The U.S. government’s fiscal gap grew by $11 trillion over the past year, which is 10 times larger than the reported official deficit, according to Bloomberg.
Calculations from Laurence Kotlikoff, an economist at Boston University, and Scott Burns, a personal finance columnist, calculated the fiscal gap based on the Congressional Budget Office’s realistic long-term budget forecast.
“Last year, it was $211 trillion,” said Kotlikoff and Burns in their guest column for Bloomberg. “The $11 trillion difference — this year’s true federal deficit — is 10 times larger than the official deficit and roughly as large as the entire stock of official debt in public hands.”
The authors recommend a permanent 64 percent increase in all federal taxes, as well as a 40 percent cut to benefits like Social Security and Medicare.
“Governments, like households, can’t indefinitely spend beyond their means,” Kotlikoff and Burns said.
The two co-authored “The Clash of Generations,” a book that calls for changes in the U.S. tax, health care and Social Security systems.
- Better than a raise: The smallest thing you...
- WestJet airline video goes viral as Santa...
- Leavitt stresses importance of allies, alliances
- University of Utah Health Care's AirMed puts...
- The American Dream is still alive for 20...
- Companies make CEO changes in U.S. and Canada
- Once controversial downtown property finally...
- Randy Shumway: Why so early? Holiday spending...
- The American Dream is still alive for... 10
- System failure to blame for delayed... 9
- Leavitt stresses importance of allies,... 7
- Cedar Hills to require business... 5
- Better than a raise: The smallest thing... 5

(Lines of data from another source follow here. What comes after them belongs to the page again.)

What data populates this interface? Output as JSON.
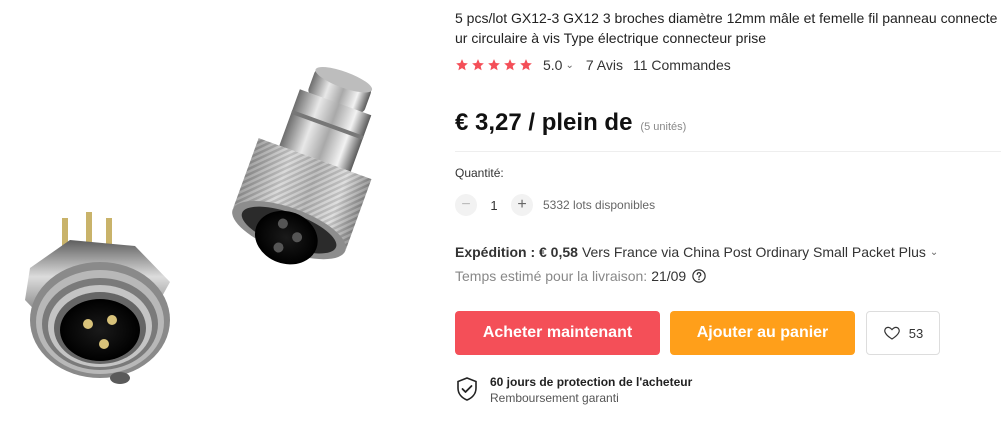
{
  "product": {
    "title": "5 pcs/lot GX12-3 GX12 3 broches diamètre 12mm mâle et femelle fil panneau connecteur circulaire à vis Type électrique connecteur prise",
    "image_icon": "connector-product-photo"
  },
  "rating": {
    "stars": 5,
    "value": "5.0",
    "reviews": "7 Avis",
    "orders": "11 Commandes",
    "star_color": "#f44f58"
  },
  "price": {
    "text": "€ 3,27 / plein de",
    "unit_note": "(5 unités)"
  },
  "quantity": {
    "label": "Quantité:",
    "minus": "−",
    "value": "1",
    "plus": "+",
    "available": "5332 lots disponibles"
  },
  "shipping": {
    "label": "Expédition : € 0,58",
    "detail": "Vers France via China Post Ordinary Small Packet Plus",
    "chevron": "⌄"
  },
  "delivery": {
    "label": "Temps estimé pour la livraison:",
    "date": "21/09"
  },
  "actions": {
    "buy_now": "Acheter maintenant",
    "add_to_cart": "Ajouter au panier",
    "wishlist_count": "53",
    "buy_color": "#f44f58",
    "cart_color": "#ff9f1a"
  },
  "protection": {
    "title": "60 jours de protection de l'acheteur",
    "subtitle": "Remboursement garanti"
  }
}
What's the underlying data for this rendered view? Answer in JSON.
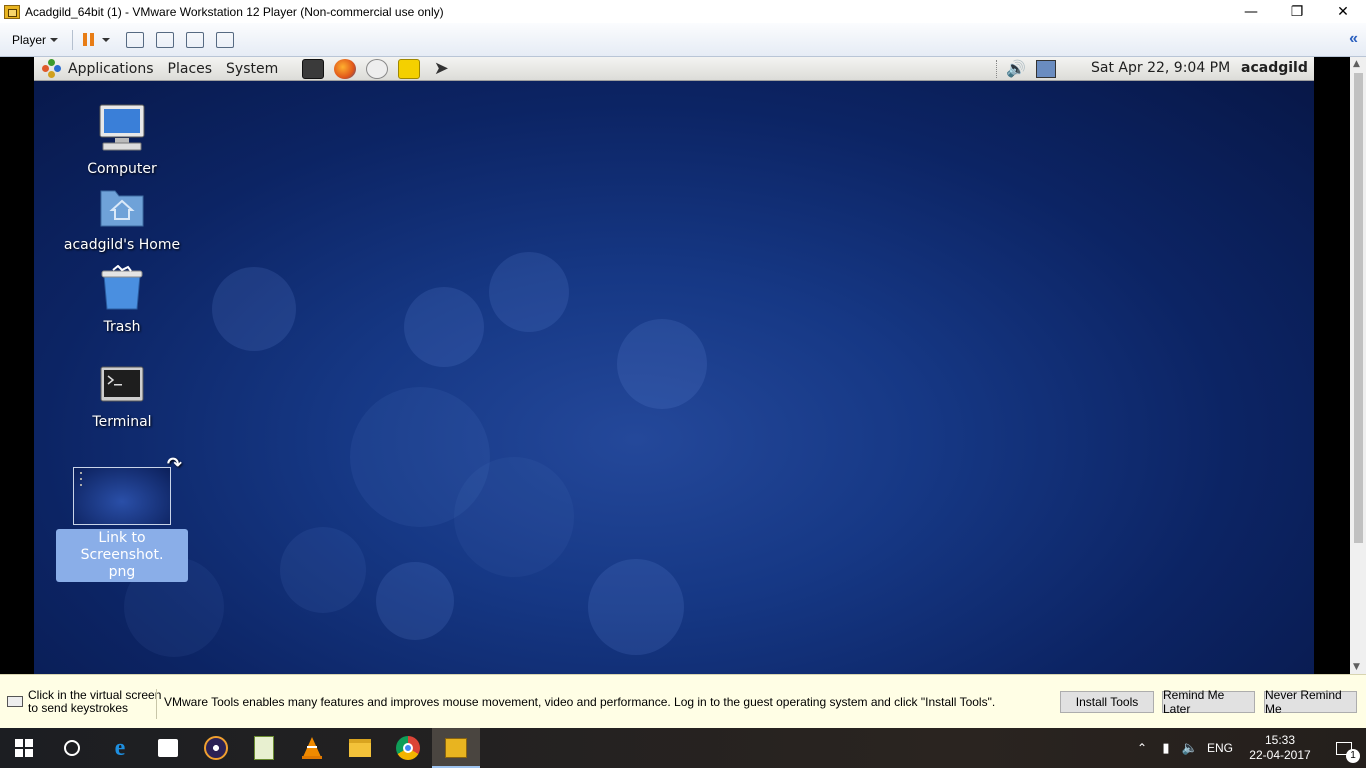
{
  "window": {
    "title": "Acadgild_64bit (1) - VMware Workstation 12 Player (Non-commercial use only)"
  },
  "toolbar": {
    "player_label": "Player"
  },
  "guest": {
    "panel": {
      "menus": [
        "Applications",
        "Places",
        "System"
      ],
      "clock": "Sat Apr 22,  9:04 PM",
      "user": "acadgild"
    },
    "desktop_icons": [
      {
        "label": "Computer",
        "icon": "computer-icon"
      },
      {
        "label": "acadgild's Home",
        "icon": "home-folder-icon"
      },
      {
        "label": "Trash",
        "icon": "trash-icon"
      },
      {
        "label": "Terminal",
        "icon": "terminal-icon"
      },
      {
        "label": "Link to Screenshot.\npng",
        "icon": "screenshot-thumbnail-icon",
        "selected": true
      }
    ]
  },
  "notification": {
    "hint_line1": "Click in the virtual screen",
    "hint_line2": "to send keystrokes",
    "message": "VMware Tools enables many features and improves mouse movement, video and performance. Log in to the guest operating system and click \"Install Tools\".",
    "buttons": {
      "install": "Install Tools",
      "remind": "Remind Me Later",
      "never": "Never Remind Me"
    }
  },
  "taskbar": {
    "language": "ENG",
    "time": "15:33",
    "date": "22-04-2017",
    "notification_count": "1"
  },
  "colors": {
    "desktop_blue": "#163885",
    "selection": "#8aaee8",
    "notify_bg": "#fffee5"
  }
}
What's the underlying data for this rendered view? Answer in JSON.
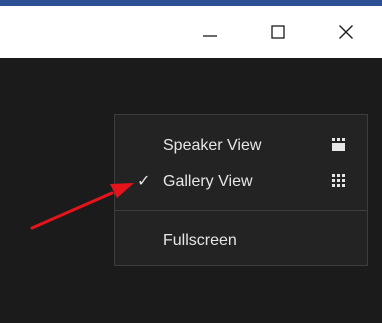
{
  "window_controls": {
    "minimize_icon": "minimize-icon",
    "maximize_icon": "maximize-icon",
    "close_icon": "close-icon"
  },
  "view_menu": {
    "items": [
      {
        "label": "Speaker View",
        "checked": false,
        "icon": "speaker-view-icon"
      },
      {
        "label": "Gallery View",
        "checked": true,
        "check_glyph": "✓",
        "icon": "gallery-view-icon"
      },
      {
        "label": "Fullscreen",
        "checked": false
      }
    ]
  },
  "colors": {
    "meeting_background": "#1b1b1b",
    "menu_background": "#232323",
    "menu_text": "#e6e6e6",
    "annotation_arrow": "#e5141b",
    "title_strip": "#2d4f93"
  }
}
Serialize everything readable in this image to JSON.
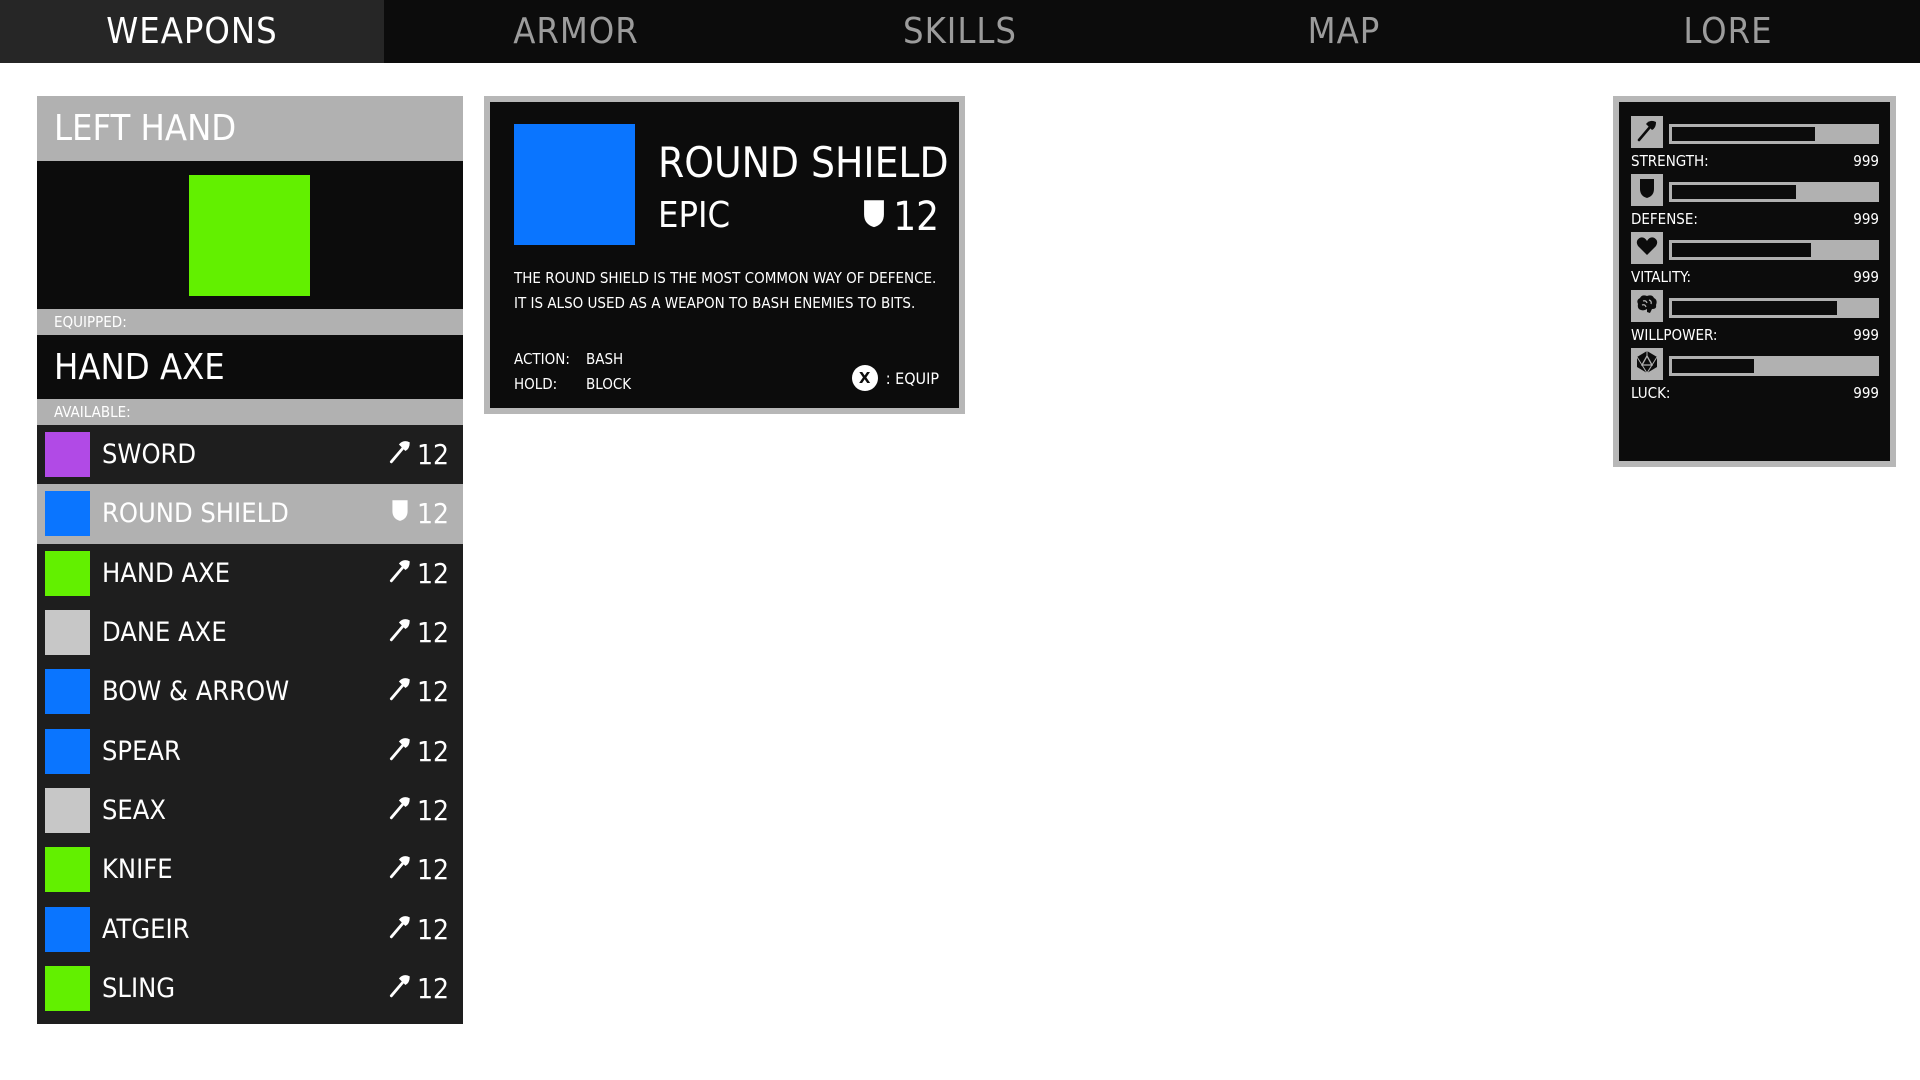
{
  "nav": {
    "tabs": [
      {
        "label": "WEAPONS",
        "active": true
      },
      {
        "label": "ARMOR",
        "active": false
      },
      {
        "label": "SKILLS",
        "active": false
      },
      {
        "label": "MAP",
        "active": false
      },
      {
        "label": "LORE",
        "active": false
      }
    ]
  },
  "left_panel": {
    "title": "LEFT HAND",
    "preview_color": "#62f000",
    "equipped_label": "EQUIPPED:",
    "equipped_name": "HAND AXE",
    "available_label": "AVAILABLE:",
    "items": [
      {
        "name": "SWORD",
        "color": "#b14ae6",
        "stat_icon": "axe-icon",
        "stat": "12",
        "selected": false
      },
      {
        "name": "ROUND SHIELD",
        "color": "#0a75ff",
        "stat_icon": "shield-icon",
        "stat": "12",
        "selected": true
      },
      {
        "name": "HAND AXE",
        "color": "#62f000",
        "stat_icon": "axe-icon",
        "stat": "12",
        "selected": false
      },
      {
        "name": "DANE AXE",
        "color": "#c7c7c7",
        "stat_icon": "axe-icon",
        "stat": "12",
        "selected": false
      },
      {
        "name": "BOW & ARROW",
        "color": "#0a75ff",
        "stat_icon": "axe-icon",
        "stat": "12",
        "selected": false
      },
      {
        "name": "SPEAR",
        "color": "#0a75ff",
        "stat_icon": "axe-icon",
        "stat": "12",
        "selected": false
      },
      {
        "name": "SEAX",
        "color": "#c7c7c7",
        "stat_icon": "axe-icon",
        "stat": "12",
        "selected": false
      },
      {
        "name": "KNIFE",
        "color": "#62f000",
        "stat_icon": "axe-icon",
        "stat": "12",
        "selected": false
      },
      {
        "name": "ATGEIR",
        "color": "#0a75ff",
        "stat_icon": "axe-icon",
        "stat": "12",
        "selected": false
      },
      {
        "name": "SLING",
        "color": "#62f000",
        "stat_icon": "axe-icon",
        "stat": "12",
        "selected": false
      }
    ]
  },
  "detail": {
    "color": "#0a75ff",
    "name": "ROUND SHIELD",
    "rarity": "EPIC",
    "stat_icon": "shield-icon",
    "stat": "12",
    "description_line1": "THE ROUND SHIELD IS THE MOST COMMON WAY OF DEFENCE.",
    "description_line2": "IT IS ALSO USED AS A WEAPON TO BASH ENEMIES TO BITS.",
    "action_key": "ACTION:",
    "action_value": "BASH",
    "hold_key": "HOLD:",
    "hold_value": "BLOCK",
    "equip_button": "X",
    "equip_label": ": EQUIP"
  },
  "stats": [
    {
      "icon": "axe-icon",
      "label": "STRENGTH:",
      "value": "999",
      "level": 0.7
    },
    {
      "icon": "shield-icon",
      "label": "DEFENSE:",
      "value": "999",
      "level": 0.61
    },
    {
      "icon": "heart-icon",
      "label": "VITALITY:",
      "value": "999",
      "level": 0.68
    },
    {
      "icon": "brain-icon",
      "label": "WILLPOWER:",
      "value": "999",
      "level": 0.81
    },
    {
      "icon": "d20-icon",
      "label": "LUCK:",
      "value": "999",
      "level": 0.4
    }
  ],
  "colors": {
    "panel_dark": "#0c0c0c",
    "panel_mid": "#1e1e1e",
    "panel_light": "#b1b1b1",
    "active_tab": "#262626"
  }
}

- Healthy jobs report a good sign for... 2
- US unemployment falls to 7 pct. on 203K... 1
- Barnes & Noble shares fall on SEC probe 1